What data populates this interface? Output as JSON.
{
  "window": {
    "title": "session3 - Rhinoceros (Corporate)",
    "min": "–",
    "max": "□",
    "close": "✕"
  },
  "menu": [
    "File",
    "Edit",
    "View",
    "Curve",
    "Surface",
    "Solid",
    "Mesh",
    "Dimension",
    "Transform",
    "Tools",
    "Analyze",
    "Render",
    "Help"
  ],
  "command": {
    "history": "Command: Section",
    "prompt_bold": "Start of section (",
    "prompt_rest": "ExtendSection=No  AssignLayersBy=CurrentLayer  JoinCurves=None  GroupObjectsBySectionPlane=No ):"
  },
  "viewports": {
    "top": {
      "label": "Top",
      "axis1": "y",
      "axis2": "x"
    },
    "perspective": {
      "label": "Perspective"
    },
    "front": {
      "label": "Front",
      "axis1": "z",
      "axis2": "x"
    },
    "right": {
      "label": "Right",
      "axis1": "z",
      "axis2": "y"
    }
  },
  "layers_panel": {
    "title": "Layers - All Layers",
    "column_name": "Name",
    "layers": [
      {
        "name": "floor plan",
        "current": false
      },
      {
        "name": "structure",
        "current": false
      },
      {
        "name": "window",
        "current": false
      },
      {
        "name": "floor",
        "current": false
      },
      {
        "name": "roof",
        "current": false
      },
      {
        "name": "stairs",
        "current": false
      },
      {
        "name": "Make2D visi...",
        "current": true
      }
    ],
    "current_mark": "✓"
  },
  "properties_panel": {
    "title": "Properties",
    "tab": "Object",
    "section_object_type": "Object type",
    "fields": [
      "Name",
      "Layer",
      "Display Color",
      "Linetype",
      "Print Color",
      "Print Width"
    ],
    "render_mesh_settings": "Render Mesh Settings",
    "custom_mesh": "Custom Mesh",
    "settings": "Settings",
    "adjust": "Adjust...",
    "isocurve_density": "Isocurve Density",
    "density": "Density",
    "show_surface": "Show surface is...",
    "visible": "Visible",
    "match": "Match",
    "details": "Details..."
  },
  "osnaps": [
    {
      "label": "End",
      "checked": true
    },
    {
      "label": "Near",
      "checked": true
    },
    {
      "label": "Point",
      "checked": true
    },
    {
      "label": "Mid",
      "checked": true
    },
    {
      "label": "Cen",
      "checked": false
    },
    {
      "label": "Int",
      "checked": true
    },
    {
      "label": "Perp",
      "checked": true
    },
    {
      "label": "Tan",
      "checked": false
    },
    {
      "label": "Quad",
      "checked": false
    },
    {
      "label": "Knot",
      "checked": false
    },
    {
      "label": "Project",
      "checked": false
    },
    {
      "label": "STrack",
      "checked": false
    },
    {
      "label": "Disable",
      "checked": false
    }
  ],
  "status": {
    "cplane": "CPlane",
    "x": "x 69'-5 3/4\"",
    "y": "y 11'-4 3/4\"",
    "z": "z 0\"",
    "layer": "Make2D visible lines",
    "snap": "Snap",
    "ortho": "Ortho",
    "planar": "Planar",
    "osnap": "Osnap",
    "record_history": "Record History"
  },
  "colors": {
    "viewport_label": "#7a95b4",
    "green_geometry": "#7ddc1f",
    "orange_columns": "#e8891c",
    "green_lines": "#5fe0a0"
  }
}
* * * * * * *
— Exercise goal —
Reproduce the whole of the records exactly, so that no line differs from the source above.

— Output of the task —
What data populates this interface? Output as JSON.
{
  "window": {
    "title": "session3 - Rhinoceros (Corporate)",
    "min": "–",
    "max": "□",
    "close": "✕"
  },
  "menu": [
    "File",
    "Edit",
    "View",
    "Curve",
    "Surface",
    "Solid",
    "Mesh",
    "Dimension",
    "Transform",
    "Tools",
    "Analyze",
    "Render",
    "Help"
  ],
  "command": {
    "history": "Command: Section",
    "prompt_bold": "Start of section (",
    "prompt_rest": "ExtendSection=No  AssignLayersBy=CurrentLayer  JoinCurves=None  GroupObjectsBySectionPlane=No ):"
  },
  "viewports": {
    "top": {
      "label": "Top",
      "axis1": "y",
      "axis2": "x"
    },
    "perspective": {
      "label": "Perspective"
    },
    "front": {
      "label": "Front",
      "axis1": "z",
      "axis2": "x"
    },
    "right": {
      "label": "Right",
      "axis1": "z",
      "axis2": "y"
    }
  },
  "layers_panel": {
    "title": "Layers - All Layers",
    "column_name": "Name",
    "layers": [
      {
        "name": "floor plan",
        "current": false
      },
      {
        "name": "structure",
        "current": false
      },
      {
        "name": "window",
        "current": false
      },
      {
        "name": "floor",
        "current": false
      },
      {
        "name": "roof",
        "current": false
      },
      {
        "name": "stairs",
        "current": false
      },
      {
        "name": "Make2D visi...",
        "current": true
      }
    ],
    "current_mark": "✓"
  },
  "properties_panel": {
    "title": "Properties",
    "tab": "Object",
    "section_object_type": "Object type",
    "fields": [
      "Name",
      "Layer",
      "Display Color",
      "Linetype",
      "Print Color",
      "Print Width"
    ],
    "render_mesh_settings": "Render Mesh Settings",
    "custom_mesh": "Custom Mesh",
    "settings": "Settings",
    "adjust": "Adjust...",
    "isocurve_density": "Isocurve Density",
    "density": "Density",
    "show_surface": "Show surface is...",
    "visible": "Visible",
    "match": "Match",
    "details": "Details..."
  },
  "osnaps": [
    {
      "label": "End",
      "checked": true
    },
    {
      "label": "Near",
      "checked": true
    },
    {
      "label": "Point",
      "checked": true
    },
    {
      "label": "Mid",
      "checked": true
    },
    {
      "label": "Cen",
      "checked": false
    },
    {
      "label": "Int",
      "checked": true
    },
    {
      "label": "Perp",
      "checked": true
    },
    {
      "label": "Tan",
      "checked": false
    },
    {
      "label": "Quad",
      "checked": false
    },
    {
      "label": "Knot",
      "checked": false
    },
    {
      "label": "Project",
      "checked": false
    },
    {
      "label": "STrack",
      "checked": false
    },
    {
      "label": "Disable",
      "checked": false
    }
  ],
  "status": {
    "cplane": "CPlane",
    "x": "x 69'-5 3/4\"",
    "y": "y 11'-4 3/4\"",
    "z": "z 0\"",
    "layer": "Make2D visible lines",
    "snap": "Snap",
    "ortho": "Ortho",
    "planar": "Planar",
    "osnap": "Osnap",
    "record_history": "Record History"
  },
  "colors": {
    "viewport_label": "#7a95b4",
    "green_geometry": "#7ddc1f",
    "orange_columns": "#e8891c",
    "green_lines": "#5fe0a0"
  }
}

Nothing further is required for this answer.